The Upgrade(s)

Over the years as the number of client devices on our network has doubled. New technologies have been released. So, we have of course upgraded the setup. We are now running:

  • UniFi Dream Machine Pro (UDM-Pro)
  • 1x  24 port switch (USW-24)
  • 1x UniFi 8-port POE Switch (USW-8-POE)
  • 1x UniFi Wireless Access Point (AP-AC-PRO).
  • 1x UniFi Wi-FI 6 Access Point (U6-Lite)
  • 3x Flex Switch Mini 5-Port
  • 1x UniFi G3 camera (testing for now)

The upgrade wasn’t as smooth as the initial install, but was not too difficult. As we were replacing the controller with the UDM Pro, we found that we could not transfer our settings over. May have been user error, but we went ahead and started from scratch. Once we had the UDM up and running, it took little time to readopt our old hardware we intended to use. Once all of the new hardware was setup, we were able to enable IPS/IDS and Geo IP filtering (features I had long wanted). Since then, everything has been running more or less flawlessly.
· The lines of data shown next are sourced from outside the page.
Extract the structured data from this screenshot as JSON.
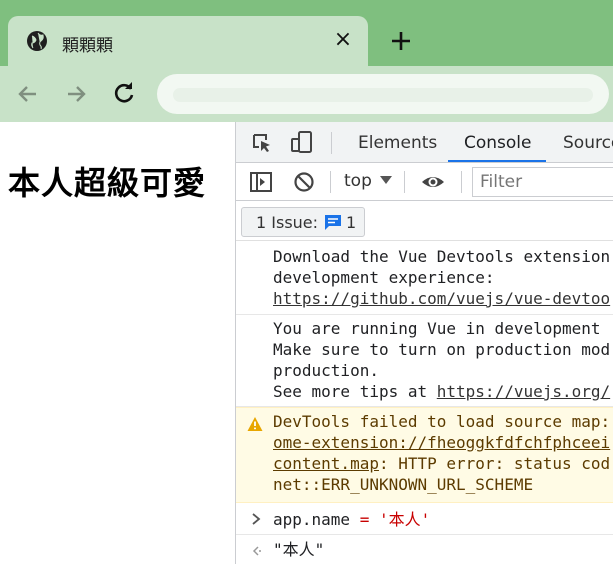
{
  "browser": {
    "tab": {
      "title": "顆顆顆",
      "close_symbol": "×"
    },
    "new_tab_symbol": "+"
  },
  "page": {
    "heading": "本人超級可愛"
  },
  "devtools": {
    "tabs": [
      "Elements",
      "Console",
      "Source"
    ],
    "active_tab": "Console",
    "accent_color": "#1a73e8",
    "context": "top",
    "filter_placeholder": "Filter",
    "issues": {
      "label": "1 Issue:",
      "count": "1"
    },
    "console": {
      "messages": [
        {
          "line1": "Download the Vue Devtools extension",
          "line2": "development experience:",
          "link": "https://github.com/vuejs/vue-devtoo"
        },
        {
          "line1": "You are running Vue in development",
          "line2": "Make sure to turn on production mod",
          "line3": "production.",
          "line4_prefix": "See more tips at ",
          "line4_link": "https://vuejs.org/"
        },
        {
          "level": "warning",
          "line1": "DevTools failed to load source map:",
          "line2_link": "ome-extension://fheoggkfdfchfphceei",
          "line3_link": "content.map",
          "line3_rest": ": HTTP error: status cod",
          "line4": "net::ERR_UNKNOWN_URL_SCHEME"
        }
      ],
      "input": {
        "expr": "app.name",
        "op": " = ",
        "value": "'本人'"
      },
      "result": "\"本人\""
    }
  }
}
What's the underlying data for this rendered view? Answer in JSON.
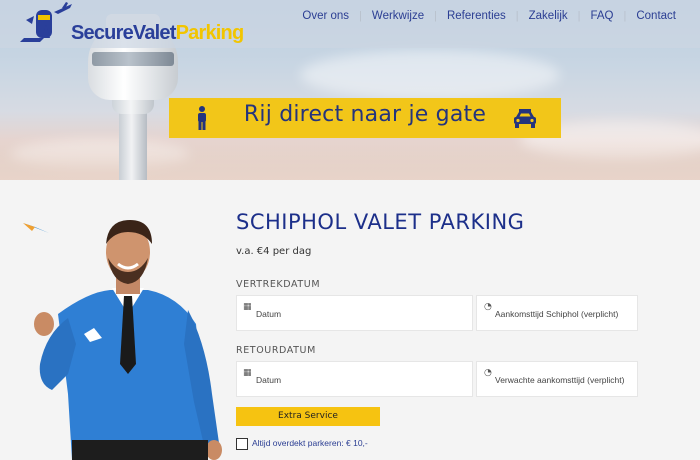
{
  "header": {
    "logo": {
      "part1": "SecureValet",
      "part2": "Parking"
    },
    "nav": [
      "Over ons",
      "Werkwijze",
      "Referenties",
      "Zakelijk",
      "FAQ",
      "Contact"
    ]
  },
  "hero": {
    "banner_text": "Rij direct naar je gate",
    "icons": [
      "person-icon",
      "car-icon"
    ]
  },
  "main": {
    "title": "SCHIPHOL VALET PARKING",
    "price": "v.a. €4 per dag",
    "departure": {
      "label": "VERTREKDATUM",
      "date_placeholder": "Datum",
      "time_placeholder": "Aankomsttijd Schiphol (verplicht)"
    },
    "return": {
      "label": "RETOURDATUM",
      "date_placeholder": "Datum",
      "time_placeholder": "Verwachte aankomsttijd (verplicht)"
    },
    "extra_button": "Extra Service",
    "checkbox_label": "Altijd overdekt parkeren: € 10,-"
  },
  "colors": {
    "brand_blue": "#1c2f8a",
    "brand_yellow": "#f2c619",
    "nav_text": "#2b3e93"
  }
}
There are still a few bugs in the controller, but it seems Ubiquiti are working them out.

With the exception of the cable modem our entire network infrastructure is now UniFi, we have started utilizing Unifi Protect cameras, and if they work out they will replace our off brand Chinese ones.  So far, our experience with UniFi has been awesome. There are some flaws in the system, but we without a doubt feel that we have gotten our money’s worth.  I will post here from time to time with updates to the network. If you are considering using UniFi for your home network, and actually have a use for the advanced features, I would definitely recommend it.